Become a Trustee of the Carnegie Trust
Project Title: Attributing biodiversity change to global change drivers
Land-use change is the most significant driver of biodiversity change in terrestrial ecosystems, yet the relationship between land-use change (e.g., conversion of forests to agricultural fields) and biodiversity trends through time remains unknown. Furthermore, land-use change may interact with other global change drivers, such as climate change, which may further alter ecosystems. The aim of my PhD research is to determine the effects of land-use change on plant and animal communities around the world. To achieve this, I am combining knowledge from several global databases of population, biodiversity and land-use change through time. Specifically, I will study how forest cover change, land-use intensification and land abandonment influence the diversity and abundance of ecological communities.
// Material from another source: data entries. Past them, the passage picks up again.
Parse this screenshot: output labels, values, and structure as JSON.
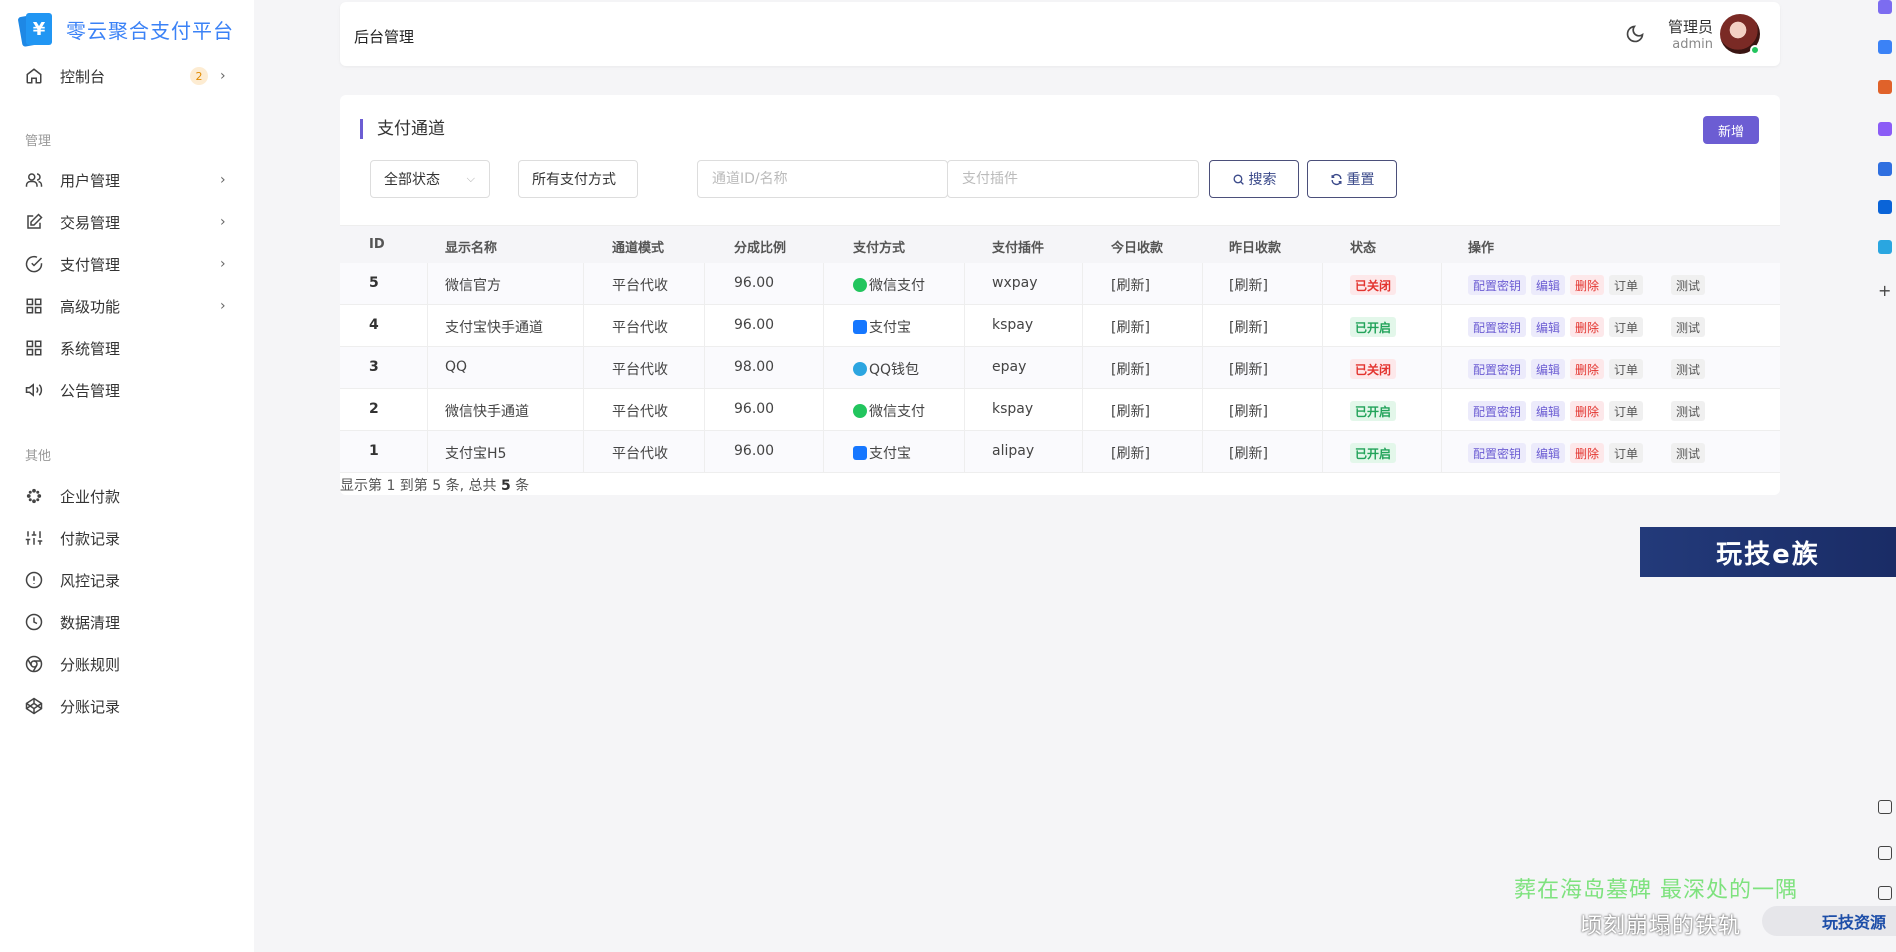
{
  "brand": {
    "title": "零云聚合支付平台"
  },
  "sidebar": {
    "dashboard": {
      "label": "控制台",
      "badge": "2"
    },
    "section_manage": "管理",
    "manage_items": [
      {
        "label": "用户管理",
        "icon": "users-icon",
        "has_children": true
      },
      {
        "label": "交易管理",
        "icon": "edit-icon",
        "has_children": true
      },
      {
        "label": "支付管理",
        "icon": "check-circle-icon",
        "has_children": true
      },
      {
        "label": "高级功能",
        "icon": "grid-icon",
        "has_children": true
      },
      {
        "label": "系统管理",
        "icon": "grid-icon",
        "has_children": false
      },
      {
        "label": "公告管理",
        "icon": "speaker-icon",
        "has_children": false
      }
    ],
    "section_other": "其他",
    "other_items": [
      {
        "label": "企业付款",
        "icon": "dots-icon"
      },
      {
        "label": "付款记录",
        "icon": "sliders-icon"
      },
      {
        "label": "风控记录",
        "icon": "alert-circle-icon"
      },
      {
        "label": "数据清理",
        "icon": "clock-icon"
      },
      {
        "label": "分账规则",
        "icon": "chrome-icon"
      },
      {
        "label": "分账记录",
        "icon": "codepen-icon"
      }
    ]
  },
  "header": {
    "title": "后台管理",
    "user_name": "管理员",
    "user_role": "admin"
  },
  "main": {
    "section_title": "支付通道",
    "new_button": "新增",
    "filters": {
      "status": "全部状态",
      "pay_type": "所有支付方式",
      "channel_placeholder": "通道ID/名称",
      "plugin_placeholder": "支付插件",
      "search_button": "搜索",
      "reset_button": "重置"
    },
    "columns": [
      "ID",
      "显示名称",
      "通道模式",
      "分成比例",
      "支付方式",
      "支付插件",
      "今日收款",
      "昨日收款",
      "状态",
      "操作"
    ],
    "rows": [
      {
        "id": "5",
        "name": "微信官方",
        "mode": "平台代收",
        "rate": "96.00",
        "pay": "微信支付",
        "pay_kind": "wx",
        "plugin": "wxpay",
        "today": "[刷新]",
        "yesterday": "[刷新]",
        "status": "已关闭",
        "status_kind": "off"
      },
      {
        "id": "4",
        "name": "支付宝快手通道",
        "mode": "平台代收",
        "rate": "96.00",
        "pay": "支付宝",
        "pay_kind": "ali",
        "plugin": "kspay",
        "today": "[刷新]",
        "yesterday": "[刷新]",
        "status": "已开启",
        "status_kind": "on"
      },
      {
        "id": "3",
        "name": "QQ",
        "mode": "平台代收",
        "rate": "98.00",
        "pay": "QQ钱包",
        "pay_kind": "qq",
        "plugin": "epay",
        "today": "[刷新]",
        "yesterday": "[刷新]",
        "status": "已关闭",
        "status_kind": "off"
      },
      {
        "id": "2",
        "name": "微信快手通道",
        "mode": "平台代收",
        "rate": "96.00",
        "pay": "微信支付",
        "pay_kind": "wx",
        "plugin": "kspay",
        "today": "[刷新]",
        "yesterday": "[刷新]",
        "status": "已开启",
        "status_kind": "on"
      },
      {
        "id": "1",
        "name": "支付宝H5",
        "mode": "平台代收",
        "rate": "96.00",
        "pay": "支付宝",
        "pay_kind": "ali",
        "plugin": "alipay",
        "today": "[刷新]",
        "yesterday": "[刷新]",
        "status": "已开启",
        "status_kind": "on"
      }
    ],
    "actions": {
      "config": "配置密钥",
      "edit": "编辑",
      "delete": "删除",
      "orders": "订单",
      "test": "测试"
    },
    "footer": {
      "prefix": "显示第 1 到第 5 条, 总共 ",
      "total": "5",
      "suffix": " 条"
    }
  },
  "overlay": {
    "banner": "玩技e族",
    "subtitle_1": "葬在海岛墓碑 最深处的一隅",
    "subtitle_2": "顷刻崩塌的铁轨",
    "watermark": "玩技资源"
  },
  "colors": {
    "accent": "#6c5dd3",
    "brand": "#3b82f6",
    "success": "#22a35a",
    "danger": "#e3342f"
  }
}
Understanding how human activities are re-shaping the natural world is key for spearheading novel solutions to global challenges posed by growing human populations and increased pressure on ecosystems.
Awarded: Carnegie PhD Scholarship
University: University of Edinburgh